Start of RECORDS SHOWN

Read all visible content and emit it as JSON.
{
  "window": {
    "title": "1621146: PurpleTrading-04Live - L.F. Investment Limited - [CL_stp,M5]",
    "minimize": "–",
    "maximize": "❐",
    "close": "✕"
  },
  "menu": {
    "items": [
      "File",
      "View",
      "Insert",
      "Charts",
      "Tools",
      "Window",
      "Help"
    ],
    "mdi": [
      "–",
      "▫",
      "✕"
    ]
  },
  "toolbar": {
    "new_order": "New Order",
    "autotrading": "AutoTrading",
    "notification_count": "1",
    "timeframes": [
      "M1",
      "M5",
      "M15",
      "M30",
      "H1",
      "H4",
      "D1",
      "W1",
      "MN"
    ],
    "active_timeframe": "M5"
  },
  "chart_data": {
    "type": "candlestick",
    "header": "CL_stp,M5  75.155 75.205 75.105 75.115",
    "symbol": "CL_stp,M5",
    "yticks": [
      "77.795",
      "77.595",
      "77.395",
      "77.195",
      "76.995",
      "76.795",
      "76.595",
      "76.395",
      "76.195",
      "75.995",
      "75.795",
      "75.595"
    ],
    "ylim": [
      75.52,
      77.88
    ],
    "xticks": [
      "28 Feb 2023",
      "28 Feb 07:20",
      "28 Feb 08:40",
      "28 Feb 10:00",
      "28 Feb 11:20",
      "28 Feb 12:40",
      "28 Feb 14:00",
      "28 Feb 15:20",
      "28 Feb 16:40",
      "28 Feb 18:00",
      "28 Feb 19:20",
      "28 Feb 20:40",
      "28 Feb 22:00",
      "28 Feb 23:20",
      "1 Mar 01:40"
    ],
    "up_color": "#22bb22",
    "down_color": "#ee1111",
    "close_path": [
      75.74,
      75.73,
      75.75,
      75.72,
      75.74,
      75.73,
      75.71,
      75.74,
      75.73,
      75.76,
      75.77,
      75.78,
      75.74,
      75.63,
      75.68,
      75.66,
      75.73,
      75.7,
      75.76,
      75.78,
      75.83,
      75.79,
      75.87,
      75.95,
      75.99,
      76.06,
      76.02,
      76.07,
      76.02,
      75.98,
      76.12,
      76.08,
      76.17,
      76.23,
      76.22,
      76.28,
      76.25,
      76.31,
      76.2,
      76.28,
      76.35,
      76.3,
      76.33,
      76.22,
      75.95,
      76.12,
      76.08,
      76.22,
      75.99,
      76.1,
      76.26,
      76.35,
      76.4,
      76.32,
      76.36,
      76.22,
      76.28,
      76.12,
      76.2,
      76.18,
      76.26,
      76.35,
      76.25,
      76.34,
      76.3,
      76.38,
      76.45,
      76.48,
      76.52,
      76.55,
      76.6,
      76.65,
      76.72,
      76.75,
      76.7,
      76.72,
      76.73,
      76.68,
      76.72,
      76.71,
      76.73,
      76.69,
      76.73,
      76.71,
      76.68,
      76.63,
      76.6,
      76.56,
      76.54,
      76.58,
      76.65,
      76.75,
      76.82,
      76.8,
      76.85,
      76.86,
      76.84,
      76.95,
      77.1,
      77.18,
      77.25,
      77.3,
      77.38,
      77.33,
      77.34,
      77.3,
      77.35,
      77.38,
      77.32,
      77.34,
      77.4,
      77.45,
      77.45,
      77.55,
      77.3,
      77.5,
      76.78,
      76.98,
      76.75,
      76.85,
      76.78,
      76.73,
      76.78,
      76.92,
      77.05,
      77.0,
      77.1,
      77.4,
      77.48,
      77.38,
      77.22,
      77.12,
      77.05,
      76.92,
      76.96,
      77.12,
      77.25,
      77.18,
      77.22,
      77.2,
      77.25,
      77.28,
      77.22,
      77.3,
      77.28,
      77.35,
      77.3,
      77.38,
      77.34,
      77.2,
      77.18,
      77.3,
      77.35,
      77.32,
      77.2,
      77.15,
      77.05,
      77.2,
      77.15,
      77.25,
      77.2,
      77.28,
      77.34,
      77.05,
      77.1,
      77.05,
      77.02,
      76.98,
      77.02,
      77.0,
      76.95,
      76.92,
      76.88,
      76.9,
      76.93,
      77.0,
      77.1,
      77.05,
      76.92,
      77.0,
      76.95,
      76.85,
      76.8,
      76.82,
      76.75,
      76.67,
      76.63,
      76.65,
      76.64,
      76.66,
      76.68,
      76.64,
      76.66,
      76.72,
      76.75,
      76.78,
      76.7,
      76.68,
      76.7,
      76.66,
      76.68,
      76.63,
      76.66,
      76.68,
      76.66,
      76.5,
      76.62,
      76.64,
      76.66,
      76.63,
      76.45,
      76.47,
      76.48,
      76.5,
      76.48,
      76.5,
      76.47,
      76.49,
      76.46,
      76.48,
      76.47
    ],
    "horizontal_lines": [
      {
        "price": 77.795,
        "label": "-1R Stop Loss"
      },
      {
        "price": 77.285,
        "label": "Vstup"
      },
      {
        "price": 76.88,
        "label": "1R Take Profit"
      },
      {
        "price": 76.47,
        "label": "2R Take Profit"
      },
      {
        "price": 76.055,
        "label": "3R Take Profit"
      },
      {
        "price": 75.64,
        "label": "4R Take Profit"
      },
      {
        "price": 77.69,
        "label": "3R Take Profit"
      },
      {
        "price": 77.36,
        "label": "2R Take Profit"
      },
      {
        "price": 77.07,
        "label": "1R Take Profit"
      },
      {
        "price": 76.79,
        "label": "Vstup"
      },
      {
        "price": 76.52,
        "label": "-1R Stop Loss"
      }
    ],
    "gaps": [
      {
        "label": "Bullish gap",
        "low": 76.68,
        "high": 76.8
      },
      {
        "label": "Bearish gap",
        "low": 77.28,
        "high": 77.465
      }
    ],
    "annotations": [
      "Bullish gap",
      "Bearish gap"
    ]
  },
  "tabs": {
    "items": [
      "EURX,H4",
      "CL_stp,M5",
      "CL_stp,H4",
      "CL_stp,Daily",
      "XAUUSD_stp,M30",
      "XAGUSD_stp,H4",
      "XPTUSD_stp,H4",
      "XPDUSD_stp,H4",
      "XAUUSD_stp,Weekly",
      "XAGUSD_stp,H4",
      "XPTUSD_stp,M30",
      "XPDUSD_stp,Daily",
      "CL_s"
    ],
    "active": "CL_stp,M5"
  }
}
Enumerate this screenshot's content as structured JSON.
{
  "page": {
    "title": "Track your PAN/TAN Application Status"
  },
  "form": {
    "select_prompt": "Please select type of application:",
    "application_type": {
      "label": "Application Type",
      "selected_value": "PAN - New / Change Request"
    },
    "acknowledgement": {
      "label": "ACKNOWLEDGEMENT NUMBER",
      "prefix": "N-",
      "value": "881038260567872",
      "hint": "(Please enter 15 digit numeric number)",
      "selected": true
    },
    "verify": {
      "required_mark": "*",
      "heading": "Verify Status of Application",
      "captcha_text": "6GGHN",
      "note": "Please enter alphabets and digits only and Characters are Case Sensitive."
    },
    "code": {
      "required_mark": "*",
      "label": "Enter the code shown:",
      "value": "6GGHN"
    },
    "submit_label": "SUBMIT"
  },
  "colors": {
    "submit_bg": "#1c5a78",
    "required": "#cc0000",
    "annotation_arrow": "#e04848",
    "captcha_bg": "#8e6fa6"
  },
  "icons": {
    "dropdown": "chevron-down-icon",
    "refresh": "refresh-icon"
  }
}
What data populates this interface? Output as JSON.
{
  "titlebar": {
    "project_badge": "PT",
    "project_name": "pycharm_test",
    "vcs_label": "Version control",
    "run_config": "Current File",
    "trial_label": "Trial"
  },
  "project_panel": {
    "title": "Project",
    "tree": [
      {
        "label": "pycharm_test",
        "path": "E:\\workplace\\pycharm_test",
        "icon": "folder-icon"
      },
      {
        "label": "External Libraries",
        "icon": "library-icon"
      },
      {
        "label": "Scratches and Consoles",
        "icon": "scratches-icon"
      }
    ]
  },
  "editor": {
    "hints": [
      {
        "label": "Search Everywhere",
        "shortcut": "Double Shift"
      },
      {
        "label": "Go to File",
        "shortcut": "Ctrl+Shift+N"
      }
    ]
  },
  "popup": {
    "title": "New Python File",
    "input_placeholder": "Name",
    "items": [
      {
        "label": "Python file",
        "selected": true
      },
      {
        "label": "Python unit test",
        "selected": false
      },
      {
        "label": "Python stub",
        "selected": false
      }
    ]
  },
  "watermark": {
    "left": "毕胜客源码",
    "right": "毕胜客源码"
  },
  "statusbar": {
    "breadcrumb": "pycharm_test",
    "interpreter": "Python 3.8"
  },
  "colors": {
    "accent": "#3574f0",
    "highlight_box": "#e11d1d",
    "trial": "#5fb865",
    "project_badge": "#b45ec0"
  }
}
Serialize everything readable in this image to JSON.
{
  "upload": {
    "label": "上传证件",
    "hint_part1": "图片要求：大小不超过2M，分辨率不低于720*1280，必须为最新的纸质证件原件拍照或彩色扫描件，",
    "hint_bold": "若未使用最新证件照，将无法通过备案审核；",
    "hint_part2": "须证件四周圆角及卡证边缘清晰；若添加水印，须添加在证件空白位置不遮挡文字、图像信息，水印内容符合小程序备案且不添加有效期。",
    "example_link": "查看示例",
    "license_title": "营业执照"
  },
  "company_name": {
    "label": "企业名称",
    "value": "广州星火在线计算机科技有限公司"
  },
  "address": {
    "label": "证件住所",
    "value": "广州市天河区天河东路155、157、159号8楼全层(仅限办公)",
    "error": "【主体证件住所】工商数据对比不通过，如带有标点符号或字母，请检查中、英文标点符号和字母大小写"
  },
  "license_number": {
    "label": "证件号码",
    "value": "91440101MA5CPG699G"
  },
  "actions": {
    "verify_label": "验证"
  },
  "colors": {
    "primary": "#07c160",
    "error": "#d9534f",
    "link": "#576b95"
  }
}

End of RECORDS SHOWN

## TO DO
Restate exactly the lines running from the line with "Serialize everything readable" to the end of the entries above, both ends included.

## EXERCISE OUTPUT
Serialize everything readable in this image to JSON.
{
  "upload": {
    "label": "上传证件",
    "hint_part1": "图片要求：大小不超过2M，分辨率不低于720*1280，必须为最新的纸质证件原件拍照或彩色扫描件，",
    "hint_bold": "若未使用最新证件照，将无法通过备案审核；",
    "hint_part2": "须证件四周圆角及卡证边缘清晰；若添加水印，须添加在证件空白位置不遮挡文字、图像信息，水印内容符合小程序备案且不添加有效期。",
    "example_link": "查看示例",
    "license_title": "营业执照"
  },
  "company_name": {
    "label": "企业名称",
    "value": "广州星火在线计算机科技有限公司"
  },
  "address": {
    "label": "证件住所",
    "value": "广州市天河区天河东路155、157、159号8楼全层(仅限办公)",
    "error": "【主体证件住所】工商数据对比不通过，如带有标点符号或字母，请检查中、英文标点符号和字母大小写"
  },
  "license_number": {
    "label": "证件号码",
    "value": "91440101MA5CPG699G"
  },
  "actions": {
    "verify_label": "验证"
  },
  "colors": {
    "primary": "#07c160",
    "error": "#d9534f",
    "link": "#576b95"
  }
}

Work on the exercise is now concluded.